> _ABOUT THIS TASK_:
Read the data, and whenever a line holds the word "just", report that line.

> _DATA RECORDS_:
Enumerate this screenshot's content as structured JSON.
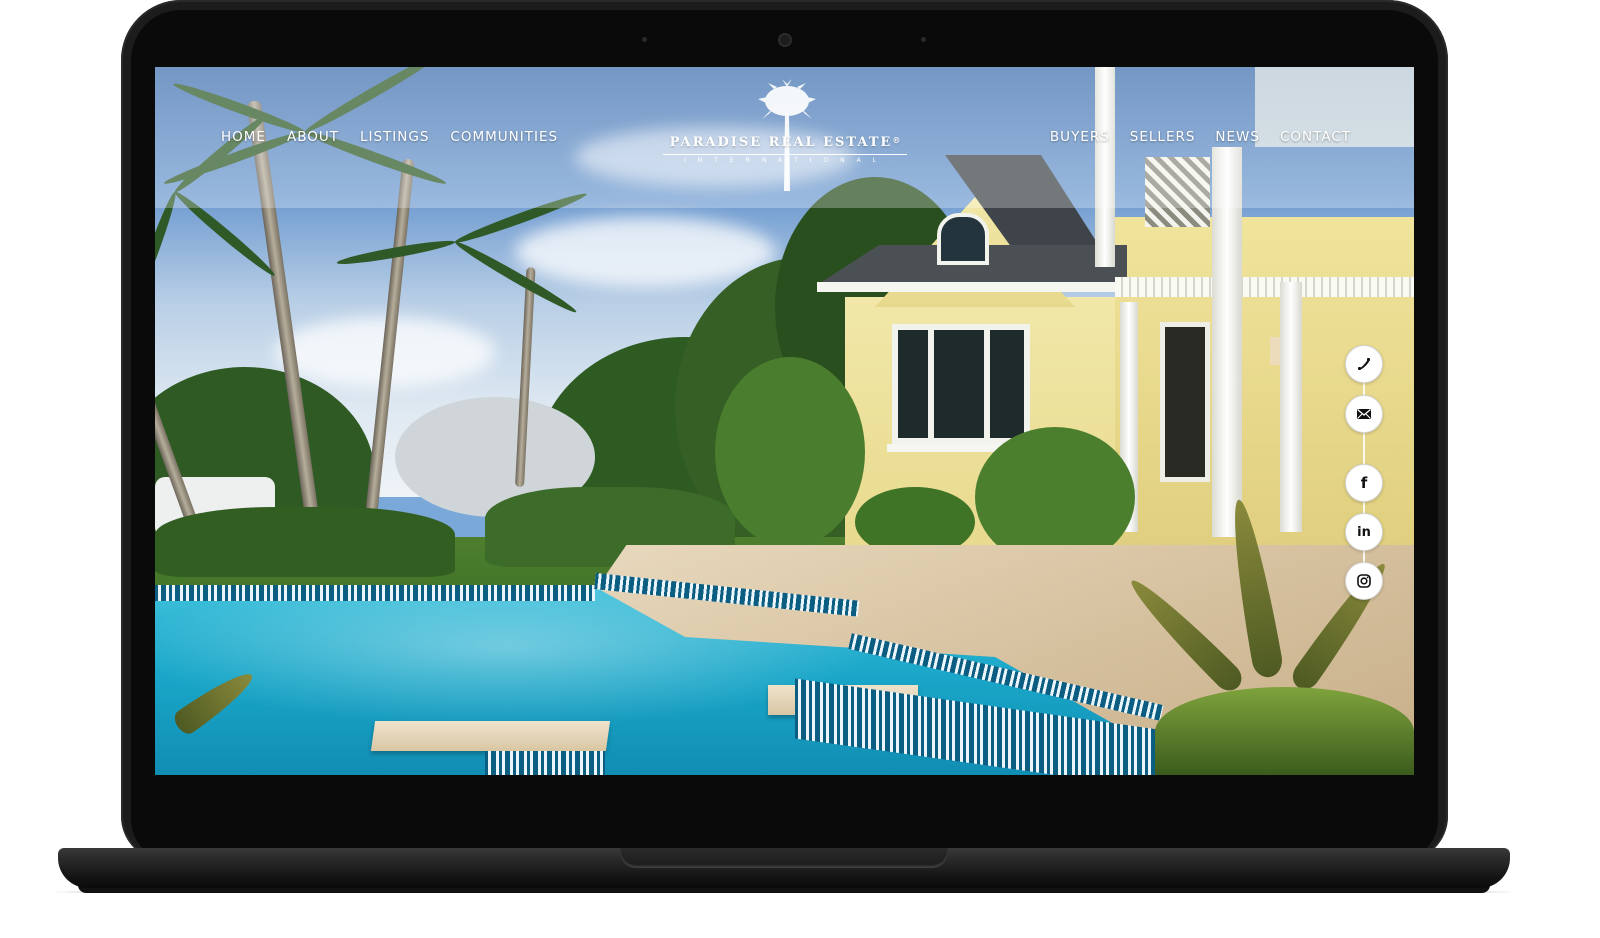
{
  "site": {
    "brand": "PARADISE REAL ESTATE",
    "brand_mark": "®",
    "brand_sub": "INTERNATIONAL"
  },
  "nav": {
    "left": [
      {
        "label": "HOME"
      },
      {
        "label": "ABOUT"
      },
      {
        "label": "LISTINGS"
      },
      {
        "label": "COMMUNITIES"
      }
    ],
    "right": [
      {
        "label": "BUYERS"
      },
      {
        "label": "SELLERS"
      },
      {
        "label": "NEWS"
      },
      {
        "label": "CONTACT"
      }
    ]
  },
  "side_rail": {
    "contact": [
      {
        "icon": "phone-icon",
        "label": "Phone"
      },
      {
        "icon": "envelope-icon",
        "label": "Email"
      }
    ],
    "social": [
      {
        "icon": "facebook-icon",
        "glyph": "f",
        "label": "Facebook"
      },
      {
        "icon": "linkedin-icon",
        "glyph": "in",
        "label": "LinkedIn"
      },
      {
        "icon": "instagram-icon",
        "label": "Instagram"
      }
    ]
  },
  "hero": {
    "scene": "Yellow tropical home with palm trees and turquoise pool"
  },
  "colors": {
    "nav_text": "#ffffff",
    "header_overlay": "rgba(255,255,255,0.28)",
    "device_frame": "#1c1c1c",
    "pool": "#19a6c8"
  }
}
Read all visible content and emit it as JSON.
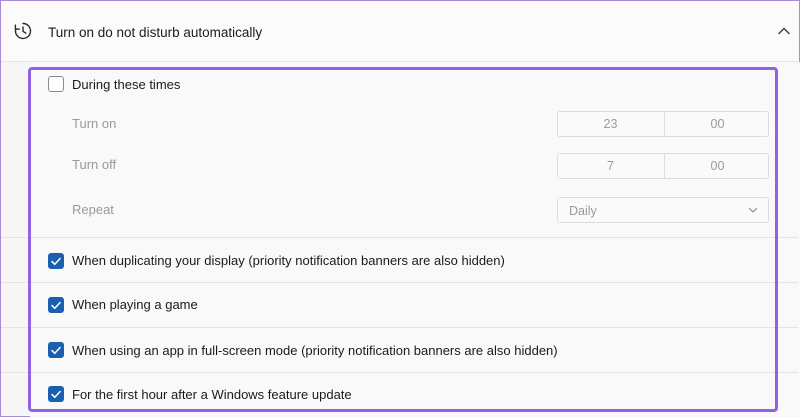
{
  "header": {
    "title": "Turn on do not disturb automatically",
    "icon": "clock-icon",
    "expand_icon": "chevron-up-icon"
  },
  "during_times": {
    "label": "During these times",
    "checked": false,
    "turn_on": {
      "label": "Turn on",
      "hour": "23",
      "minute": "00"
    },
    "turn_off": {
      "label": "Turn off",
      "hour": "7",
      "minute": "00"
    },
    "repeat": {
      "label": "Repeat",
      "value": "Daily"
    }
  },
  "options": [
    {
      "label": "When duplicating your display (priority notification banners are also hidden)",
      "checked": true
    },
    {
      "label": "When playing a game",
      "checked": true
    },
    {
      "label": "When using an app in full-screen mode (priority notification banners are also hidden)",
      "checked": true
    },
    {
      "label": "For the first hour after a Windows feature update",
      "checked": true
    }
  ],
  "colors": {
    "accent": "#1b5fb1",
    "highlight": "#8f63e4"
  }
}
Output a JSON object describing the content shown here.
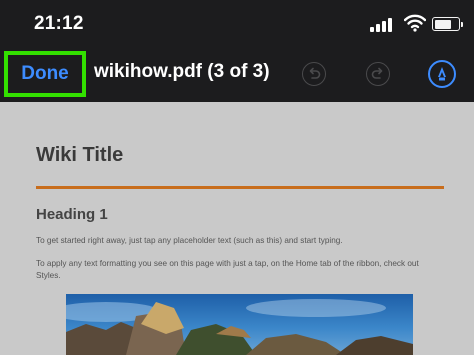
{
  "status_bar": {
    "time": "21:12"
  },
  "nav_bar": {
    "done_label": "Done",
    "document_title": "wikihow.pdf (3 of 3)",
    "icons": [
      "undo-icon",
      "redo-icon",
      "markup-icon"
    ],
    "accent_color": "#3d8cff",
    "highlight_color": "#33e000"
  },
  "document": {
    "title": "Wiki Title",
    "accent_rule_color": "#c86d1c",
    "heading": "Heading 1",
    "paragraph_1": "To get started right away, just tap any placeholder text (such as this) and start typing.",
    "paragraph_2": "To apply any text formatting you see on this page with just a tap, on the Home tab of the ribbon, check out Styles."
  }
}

> _THE COMPLETED TASK_:
    "paragraph_1": "To get started right away, just tap any placeholder text (such as this) and start typing.",
    "paragraph_2": "To apply any text formatting you see on this page with just a tap, on the Home tab of the ribbon, check out Styles."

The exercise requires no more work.